If any empire deserves to crumble, it's publishing as we have known it. This good New York Times article discusses online amateur book dealing. When you sell your used books on Amazon it bothers publishers no end because they get paid for the book only once. Maybe like their writers they should get used to being paid only once.

By comparison, a publisher of eBooks can charge for every download, although texts must be priced more affordably. But easy and instantaneous transactions mean the publisher sells more -- even when downloaded books get passed around. More sales and no middlemen mean a bigger chunk of the profits can go to the writers -- not the current lousy 10 to 15 percent.

According to the article, brick-and-mortar bookstores must go down with the ship, and that's sad. But the best ones will adapt, mostly the smaller independent ones. They've been pulling for the writers all along, and we will pull for them. Don't confuse the demise of traditional NYC-centered publishing with the demise of books or reading.
Jun 27

EBooks on the Rise

Check this out: There's now an alternative to Amazon.com's Kindle reading pod, and you can get it (it's a Sony) at Target. E-Books are gaining in popularity. Oprah likes the Kindle. The average Kindle buyer is 55-64 years old, believe it or not. (Younger folks read on their I-phones, apparently.) Follow the link for complete juicy details about E-Books and reading pods in the technology column at nytimes.com.
May 13

E-Books Outsell Paperbacks for the First Time

The Association for American Publishers announced last month that during February, more eBooks than hard-copy paperbacks were sold. Here are the numbers.
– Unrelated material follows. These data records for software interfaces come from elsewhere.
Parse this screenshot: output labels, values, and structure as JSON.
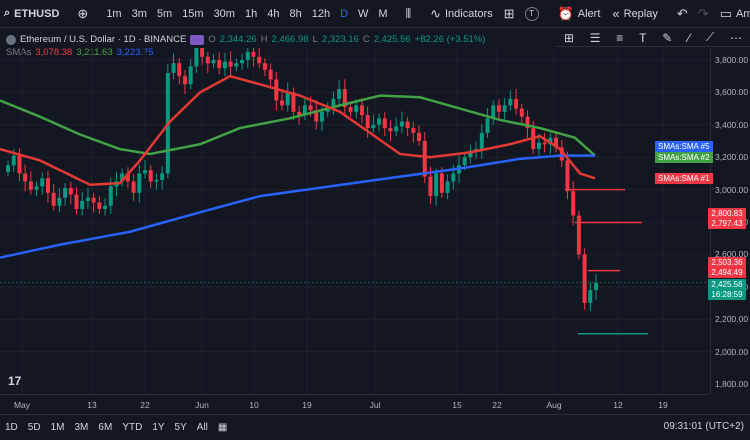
{
  "topbar": {
    "symbol": "ETHUSD",
    "timeframes": [
      "1m",
      "3m",
      "5m",
      "15m",
      "30m",
      "1h",
      "4h",
      "8h",
      "12h",
      "D",
      "W",
      "M"
    ],
    "active_timeframe": "D",
    "indicators_label": "Indicators",
    "alert_label": "Alert",
    "replay_label": "Replay",
    "right_label": "Am",
    "t_badge": "T"
  },
  "legend": {
    "title": "Ethereum / U.S. Dollar · 1D · BINANCE",
    "o_key": "O",
    "o_val": "2,344.26",
    "h_key": "H",
    "h_val": "2,466.98",
    "l_key": "L",
    "l_val": "2,323.16",
    "c_key": "C",
    "c_val": "2,425.56",
    "change": "+82.26 (+3.51%)",
    "sma_label": "SMAs",
    "sma_v1": "3,078.38",
    "sma_v2": "3,211.63",
    "sma_v3": "3,223.75"
  },
  "price_axis": [
    "3,800.00",
    "3,600.00",
    "3,400.00",
    "3,200.00",
    "3,000.00",
    "2,800.00",
    "2,600.00",
    "2,400.00",
    "2,200.00",
    "2,000.00",
    "1,800.00"
  ],
  "time_axis": [
    {
      "label": "May",
      "x": 22
    },
    {
      "label": "13",
      "x": 92
    },
    {
      "label": "22",
      "x": 145
    },
    {
      "label": "Jun",
      "x": 202
    },
    {
      "label": "10",
      "x": 254
    },
    {
      "label": "19",
      "x": 307
    },
    {
      "label": "Jul",
      "x": 375
    },
    {
      "label": "15",
      "x": 457
    },
    {
      "label": "22",
      "x": 497
    },
    {
      "label": "Aug",
      "x": 554
    },
    {
      "label": "12",
      "x": 618
    },
    {
      "label": "19",
      "x": 663
    }
  ],
  "price_tags": [
    {
      "text": "2,800.83",
      "color": "#f23645"
    },
    {
      "text": "2,797.43",
      "color": "#f23645"
    },
    {
      "text": "2,503.36",
      "color": "#f23645"
    },
    {
      "text": "2,494.49",
      "color": "#f23645"
    },
    {
      "text": "2,425.56",
      "color": "#089981"
    },
    {
      "text": "16:28:59",
      "color": "#089981"
    }
  ],
  "sma_tags": [
    {
      "text": "SMAs:SMA #5",
      "color": "#2962ff"
    },
    {
      "text": "SMAs:SMA #2",
      "color": "#43a047"
    },
    {
      "text": "SMAs:SMA #1",
      "color": "#f23645"
    }
  ],
  "bottombar": {
    "ranges": [
      "1D",
      "5D",
      "1M",
      "3M",
      "6M",
      "YTD",
      "1Y",
      "5Y",
      "All"
    ],
    "clock": "09:31:01 (UTC+2)"
  },
  "tv_logo": "17",
  "colors": {
    "up": "#089981",
    "down": "#f23645",
    "sma_red": "#e53935",
    "sma_green": "#43a047",
    "sma_blue": "#2962ff"
  },
  "chart_data": {
    "type": "candlestick",
    "title": "Ethereum / U.S. Dollar · 1D · BINANCE",
    "ylim": [
      1700,
      3900
    ],
    "note": "Daily OHLC candles with three SMAs (red SMA #1, green SMA #2, blue SMA #5)"
  }
}
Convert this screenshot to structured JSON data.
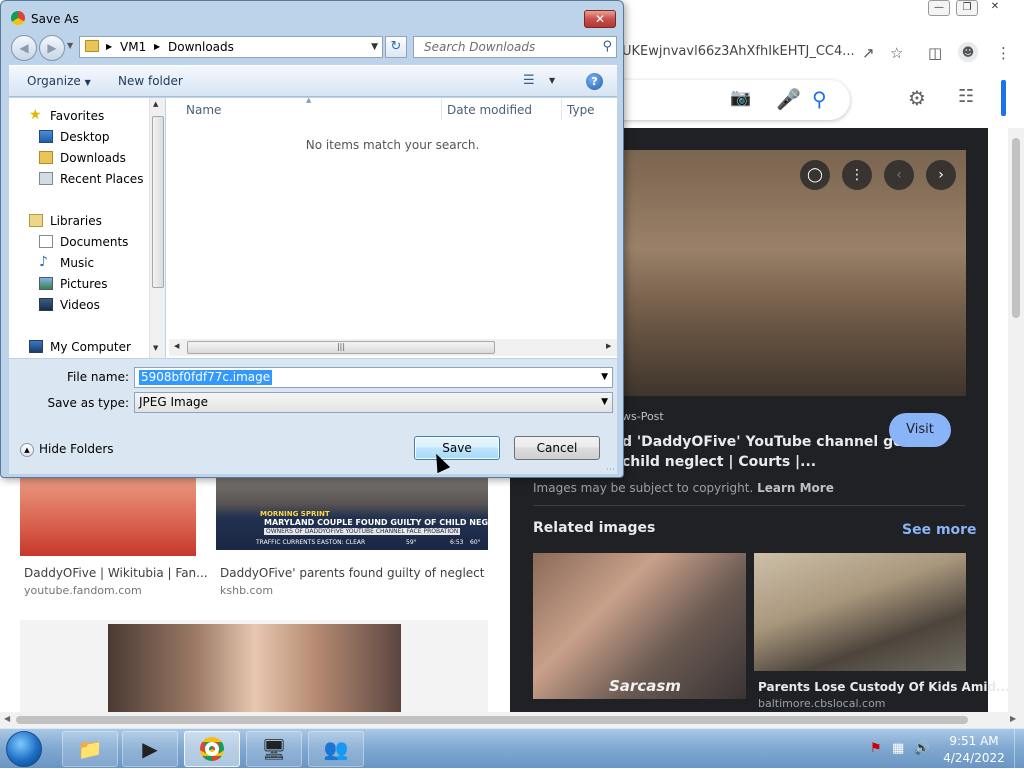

I am quoting the AAP Monthly Sales Report for February 2011, released in April 2011:


"Other highlights in the February 2011 report (all February 2011 vs February 2010 unless otherwise noted):

Digital categories:
E-Book sales were $90.3 Million, growing 202.3% vs February 2010. Downloaded Audiobooks were $6.9M, an increase of 36.7%.

Trade categories:
Adult Trade categories combined (Hardcover, Paperback and Mass Market) were $156.8M, down 34.4%. [that's Catherine's emphasis. ]Children’s/Young Adult categories combined (Hardcover and Paperback) were $58.5M, a decline of 16.1%

*Year-to-date 2011 vs YTD 2010: E-Books increased by 169.4% while all categories combined of print Trade books declined by 24.8% . . . .

The AAP monthly and year-end sales report represents data provided by 84 U.S. publishing houses representing major commercial, education, professional, scholarly and independents. Data on e-Books comes from 16 houses. The report does not include all book and journal net sales but provides what’s acknowledged as the best industry snapshot currently available."

The report says that the spike in E-Book sales is credited to people receiving Kindles & other E-readers as holiday gifts. (Have one yet? Remember 2008 when Kindles were new and $399 and now they're going for half that?) E-Book sales have been slightly lower in subsequent months. But you don't need a weatherman to know which way the wind blows...Those of you with books, how will you rethink your sales strategies?